But this is still better than the portrait of Michelle Obama. It looks more like Jennifer Lopez than the former First Lady, and artist Amy Sherald has a distinctively Third World artistic style; her figures almost always stare straight out of the canvas. The propaganda during the Obama Administration about the “beautiful” and “stylish” Michelle Obama was overblown, especially in light of the media and fashion industry’s scorn for our current First Lady. But Miss Sherald’s depiction is far worse than what Mrs. Obama deserved, portraying her as homely and lifeless, like a child’s drawing of a person. But while a child’s drawing can be a source of pride, Amy Sherald is 44 years old.
Like Mr. Wiley, Miss Sherald justifies her art as a means of getting black people into white people’s museums.

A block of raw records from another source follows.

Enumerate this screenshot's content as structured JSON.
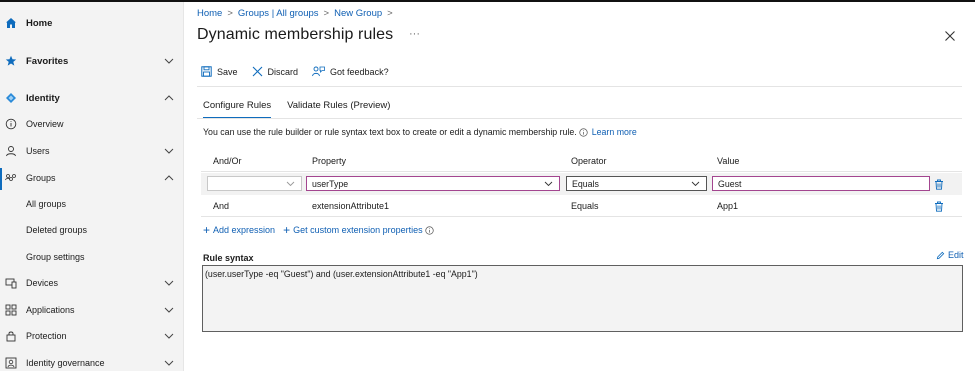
{
  "sidebar": {
    "items": [
      {
        "label": "Home",
        "icon": "home-icon",
        "bold": true
      },
      {
        "label": "Favorites",
        "icon": "star-icon",
        "bold": true
      },
      {
        "label": "Identity",
        "icon": "identity-diamond-icon",
        "bold": true
      },
      {
        "label": "Overview",
        "icon": "info-circle-icon"
      },
      {
        "label": "Users",
        "icon": "person-icon"
      },
      {
        "label": "Groups",
        "icon": "groups-icon"
      },
      {
        "label": "All groups"
      },
      {
        "label": "Deleted groups"
      },
      {
        "label": "Group settings"
      },
      {
        "label": "Devices",
        "icon": "devices-icon"
      },
      {
        "label": "Applications",
        "icon": "applications-grid-icon"
      },
      {
        "label": "Protection",
        "icon": "lock-icon"
      },
      {
        "label": "Identity governance",
        "icon": "governance-icon"
      }
    ]
  },
  "breadcrumb": {
    "items": [
      "Home",
      "Groups | All groups",
      "New Group"
    ],
    "separator": ">"
  },
  "page": {
    "title": "Dynamic membership rules",
    "more": "···"
  },
  "toolbar": {
    "save": "Save",
    "discard": "Discard",
    "feedback": "Got feedback?"
  },
  "tabs": [
    "Configure Rules",
    "Validate Rules (Preview)"
  ],
  "description": {
    "text": "You can use the rule builder or rule syntax text box to create or edit a dynamic membership rule.",
    "link": "Learn more"
  },
  "table": {
    "headers": [
      "And/Or",
      "Property",
      "Operator",
      "Value"
    ],
    "row1": {
      "andor": "",
      "property": "userType",
      "operator": "Equals",
      "value": "Guest"
    },
    "row2": {
      "andor": "And",
      "property": "extensionAttribute1",
      "operator": "Equals",
      "value": "App1"
    }
  },
  "actions": {
    "add_expression": "Add expression",
    "get_custom": "Get custom extension properties"
  },
  "rule_syntax": {
    "label": "Rule syntax",
    "edit": "Edit",
    "text": "(user.userType -eq \"Guest\") and (user.extensionAttribute1 -eq \"App1\")"
  },
  "colors": {
    "accent": "#0f6cbd",
    "link": "#0f5fb3",
    "pink_border": "#a3458f"
  }
}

As she put it in an interview with NPR: “As a black woman and somebody who paints Americans, that narrative of images of us just being were things I wanted to see exist, you know, within the museum institutions.” Being “within the museum institutions” appears to be more important than painting great work.
And lest presidential portraits simply be dismissed as a bureaucratic enterprise, some of the presidential portraits are indeed great art. Aaron Shikler’s portrait of John F. Kennedy will always hit the viewer emotionally. Rembrandt Peale’s sphinx-like portrayal of Jefferson captures the man who remains the most mysterious and complex of the Founding Fathers. President Teddy Roosevelt’s forceful portrait makes us feel like our former national leader is personally challenging us, urging us to take up the “strenuous life.” But even less effective portraits have dignity and respect, not just for the subject but for the viewer. When Barack and Michelle Obama unveiled their own portraits, they seemed taken aback rather than delighted.
The late Christopher Hitchens once said about North Korea that he had vowed to avoid invoking George Orwell’s 1984, but found he couldn’t help but make the comparison, so aptly did it fit. Similarly, one wants to avoid the old story about the boy and the Emperor’s new clothes, but the wild praise of the portraits from the likes of the New York Times makes it difficult. As Theodore Dalrymple said, “When people are forced to remain silent when they are being told the most obvious lies, or even worse when they are forced to repeat the lies themselves, they lose once and for all their sense of probity.” When an entire nation has to pretend representations of its former first couple are great works of art rather than two glorified participation trophies, the nation loses its self-respect.
Of course, it’s not just the National Portrait Gallery. Every day sees a once prestigious institution or award hollowed out by political correctness or the demand that we accept the mediocre as somehow elevated. Consider the state funeral given to a woman whose sole accomplishment was to sit down in a bus for a half hour. Or the urge to have Trombone Shorty play part of a “classical” music concert in the hope that a black audience will stick around for Beethoven. Or even the worshipful coverage of black “national debate champions” who “won” by refusing to accept the debate topic and instead loudly complained about racism.
There comes a point when an honor from a mainstream cultural institution becomes self-discrediting. We have an affirmative-action culture, in which “access” to institutions is prized over accomplishment, talent, or even meaning. America has become an affirmative-action nation. Future historians, looking through the portraits of American leaders, will be able to tell when the transformation from First to Third World took place.